Sher said...

@Karen: I'm sorry you were so affected by this post that you were almost in pain!

That was my goal in sharing how life can be when a person has trouble getting around. Unless you've been in that situation, you don't really have the awareness of what it's like. I've always tried to be helpful to people like me--but now I am dependent on others' kindness. This is quite a role reversal for me. But I must say, most people here have been very kind and helpful.

I wanted this post to say thank you to them all, and let people know that Czech people are really not so cold and standoffish as they are sometimes portrayed.

You caught my other goal--raising awareness of what it's like for people who have canes and movement issues.

Fortunately, I'm still able to get around most of the time, I carry my own groceries (not the very heavy loads I used to carry), and do my housework, etc. My disability is light compared to so many others. My pain level is very high (7 out of 10), and am hoping that will come down soon. Even so, I'm trying to keep doing things as much as possible. I'm stubborn, but when I need help, I do ask for it. And I will not hesitate to reach out to my church family when I really need help.

You have a great day, Karen,
Sher :0) said...

Hi Sher,

A very brave post, though I expect it was quite theraputic for you to write it. Well done for getting out & about & meeting people rather than staying at home all the time. And as Karen suggests, don't be afraid to ask for help & support from your Church friends.

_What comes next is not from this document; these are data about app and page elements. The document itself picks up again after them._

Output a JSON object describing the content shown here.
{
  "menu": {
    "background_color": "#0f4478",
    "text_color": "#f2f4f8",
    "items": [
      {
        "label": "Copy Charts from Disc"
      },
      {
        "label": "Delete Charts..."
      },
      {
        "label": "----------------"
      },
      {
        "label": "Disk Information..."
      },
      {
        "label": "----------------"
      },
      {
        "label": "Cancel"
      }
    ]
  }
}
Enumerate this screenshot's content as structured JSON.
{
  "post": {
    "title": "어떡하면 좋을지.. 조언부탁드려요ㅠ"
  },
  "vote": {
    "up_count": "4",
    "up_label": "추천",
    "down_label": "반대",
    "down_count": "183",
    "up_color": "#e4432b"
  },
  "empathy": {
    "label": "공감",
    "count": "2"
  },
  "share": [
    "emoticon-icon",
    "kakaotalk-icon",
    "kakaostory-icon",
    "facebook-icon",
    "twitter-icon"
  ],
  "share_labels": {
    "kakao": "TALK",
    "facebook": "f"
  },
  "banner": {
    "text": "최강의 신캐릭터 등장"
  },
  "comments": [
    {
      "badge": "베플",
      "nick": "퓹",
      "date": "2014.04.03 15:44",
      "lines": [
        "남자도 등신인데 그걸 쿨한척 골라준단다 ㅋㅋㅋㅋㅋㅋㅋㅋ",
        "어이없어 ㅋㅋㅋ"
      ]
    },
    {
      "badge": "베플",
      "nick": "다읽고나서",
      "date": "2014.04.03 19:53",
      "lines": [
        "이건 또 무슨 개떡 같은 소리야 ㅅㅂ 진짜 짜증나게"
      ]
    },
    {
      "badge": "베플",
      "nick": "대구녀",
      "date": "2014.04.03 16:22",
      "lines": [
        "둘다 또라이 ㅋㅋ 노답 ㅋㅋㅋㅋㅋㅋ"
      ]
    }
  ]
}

Sher said... Thank you! Actually, it was a very therapeutic post to write. Being able to talk about my situation openly does help me to keep perspective and to avoid bottling up all the thoughts, feelings and frustrations that I'm dealing with.

I will definitely reach out to our church family when I need help. I am a bit stubborn in this way. For me, it is important to do as much as I'm able to do and stay independent as much as possible. I hate being a burden to others. Also, staying as active as possible is better for health and keeping a better mindset.

However, when I really do need help, I ask for it...and will surely do so when I need it. I'm very thankful to have a church family to turn to for help.

Have a great day,
Sher :0)